Interest Groups and Associations:  The AFL-CIO, the National Rifle Association, the Sierra Club, the National Right to Life Committee, the National Abortion Rights Action League, the National Council of Churches, the Family Research Council, the Pennsylvania State Education Association are examples of interest groups that are attempting to influence public policy-making at the federal and state level.

If you care deeply about a particular area of public policy and want to impact that policy area, then consider working for an interest group. Although the word “lobbyist,”  has negative connotations, a lobbyist’s role is an important one because lobbying is another way in which the people communicate their views with their elected leaders. Not all interest groups are created equal; some groups have far more money and members than the groups that represent the other side on an issue. This inequality is a problem in American democracy; however, interest groups and associations represent the First Amendment’s right of association in action.

Examples of positions with interest groups and associations are program director for the Christian organization, Center for Public Justice, executive director for a state chapter of the American Civil Liberties Union (ACLU), or chief lobbyist for the National Association of Realtors (NAR).

The last example reflects the fact that businesses and corporations have government relations offices that track legislation affecting their industries and lobbyists to represent their interests at the state and federal level. This is a growing area of employment. Also, several church denominations have government relations offices located in Washington, DC so that they can voice their views on issues. If you are especially interested in how religion and politics intersect, consider an internship with one of these church offices.
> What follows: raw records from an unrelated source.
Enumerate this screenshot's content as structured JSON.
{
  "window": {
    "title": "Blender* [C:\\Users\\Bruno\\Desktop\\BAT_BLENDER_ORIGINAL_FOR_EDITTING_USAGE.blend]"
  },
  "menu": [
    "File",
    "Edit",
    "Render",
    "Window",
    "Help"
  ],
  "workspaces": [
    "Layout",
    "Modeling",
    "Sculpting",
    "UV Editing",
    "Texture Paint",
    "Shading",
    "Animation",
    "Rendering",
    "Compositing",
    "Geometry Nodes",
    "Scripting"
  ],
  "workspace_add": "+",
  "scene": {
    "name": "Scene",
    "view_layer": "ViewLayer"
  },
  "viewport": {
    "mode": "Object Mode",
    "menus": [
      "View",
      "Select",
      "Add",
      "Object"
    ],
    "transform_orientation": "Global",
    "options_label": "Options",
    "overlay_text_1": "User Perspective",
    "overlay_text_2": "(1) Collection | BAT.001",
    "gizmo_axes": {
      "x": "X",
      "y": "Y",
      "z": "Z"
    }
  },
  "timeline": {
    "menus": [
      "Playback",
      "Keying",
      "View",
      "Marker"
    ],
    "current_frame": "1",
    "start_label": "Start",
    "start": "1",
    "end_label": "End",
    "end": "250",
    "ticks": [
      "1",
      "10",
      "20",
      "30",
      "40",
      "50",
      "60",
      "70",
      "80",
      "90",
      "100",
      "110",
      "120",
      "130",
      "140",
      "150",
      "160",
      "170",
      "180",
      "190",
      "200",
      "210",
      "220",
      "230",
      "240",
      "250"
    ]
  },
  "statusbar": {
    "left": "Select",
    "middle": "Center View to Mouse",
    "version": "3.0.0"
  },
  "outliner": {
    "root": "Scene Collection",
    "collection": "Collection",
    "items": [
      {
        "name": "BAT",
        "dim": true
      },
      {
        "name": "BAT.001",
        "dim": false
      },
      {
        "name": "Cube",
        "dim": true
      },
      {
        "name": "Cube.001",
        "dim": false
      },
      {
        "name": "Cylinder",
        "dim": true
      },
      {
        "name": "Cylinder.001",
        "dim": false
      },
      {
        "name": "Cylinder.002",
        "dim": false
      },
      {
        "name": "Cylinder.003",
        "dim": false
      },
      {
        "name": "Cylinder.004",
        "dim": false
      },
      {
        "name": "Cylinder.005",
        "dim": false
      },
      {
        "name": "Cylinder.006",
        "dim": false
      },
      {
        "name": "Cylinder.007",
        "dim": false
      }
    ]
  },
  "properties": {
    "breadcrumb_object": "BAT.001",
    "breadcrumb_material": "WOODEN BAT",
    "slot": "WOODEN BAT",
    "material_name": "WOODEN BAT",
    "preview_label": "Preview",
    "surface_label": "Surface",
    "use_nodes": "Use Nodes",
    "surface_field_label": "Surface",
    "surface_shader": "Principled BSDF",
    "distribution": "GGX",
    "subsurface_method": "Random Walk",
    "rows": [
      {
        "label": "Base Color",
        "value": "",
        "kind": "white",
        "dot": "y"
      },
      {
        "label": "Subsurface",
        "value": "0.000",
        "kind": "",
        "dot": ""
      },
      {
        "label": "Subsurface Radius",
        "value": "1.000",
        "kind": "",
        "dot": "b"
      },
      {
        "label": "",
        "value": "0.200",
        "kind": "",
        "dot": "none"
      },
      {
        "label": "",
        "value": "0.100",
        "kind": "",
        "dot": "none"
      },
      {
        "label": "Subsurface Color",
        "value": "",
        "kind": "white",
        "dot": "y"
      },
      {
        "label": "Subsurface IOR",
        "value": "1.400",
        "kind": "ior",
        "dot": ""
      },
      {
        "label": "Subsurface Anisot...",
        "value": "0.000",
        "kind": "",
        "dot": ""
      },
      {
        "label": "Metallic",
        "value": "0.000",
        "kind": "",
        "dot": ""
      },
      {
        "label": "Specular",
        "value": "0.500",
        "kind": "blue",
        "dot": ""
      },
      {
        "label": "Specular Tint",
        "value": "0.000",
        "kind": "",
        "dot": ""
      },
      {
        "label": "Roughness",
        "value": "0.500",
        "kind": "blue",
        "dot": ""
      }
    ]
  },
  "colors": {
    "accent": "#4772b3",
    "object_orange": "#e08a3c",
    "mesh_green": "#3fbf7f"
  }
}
Law:  Law is one of the fastest growing professions in the United States; we now have about 750,000 lawyers. Lawyers may be solo practitioners, helping clients with a range of issues, from personal injury claims, to writing wills, to selling a house. Others may work in a small firm that specializes in labor law or personal injury law. Many work for large firms that focus on corporate and tax law.  Some lawyers practice criminal law, either as a criminal defense attorney (private attorney or as a public defender) or as a prosecutor (a local district attorney or for the U. S. Department of Justice).

An Eastern alumnus, Bryan Stevenson, heads the Equal Justice Initiative of Alabama, which represents indigent clients on death row. Other attorneys work in the areas of human rights, American Indian law, immigration, and other public interest law.

Careers Overseas with Non-Governmental Organizations (NGOs):  In foreign affairs, NGOs are increasingly important actors. For example, when the tsunami hit Southeast Asia in 2004, NGOs such as the United Nations, World Vision, Doctors Without Borders and other relief agencies were instrumental in bringing aid to the devastated areas. NGOs have an ongoing role in the crisis in Sudan. Positions in these organizations often concern development assistance, environment issues, issues revolving around health and population, education, humanitarian relief and research.

Foundations:  Foundations are private, nonprofit organizations that provide grants to nonprofit organizations to support their activities. One of the largest foundations in the United States, the Pew Charitable Trusts, is located in Philadelphia. Other foundations include the Rockefeller Foundation and the Ford Foundation. Foundations are also known as grantmakers since they provide money to nonprofit organizations.

Professional Political Scientist:  Most who pursue a career in political science find a teaching and/or research position in colleges and universities. For these positions, a Ph.D. is nearly always a prerequisite. Teaching positions at community colleges may not require a doctoral degree. Besides teaching, political scientists may work for professional research organizations, such as The Heritage Foundation or the Brookings Institution, for survey research organizations such as the Gallup Organization, or for foreign affairs research organizations such as the Council on Foreign Relations.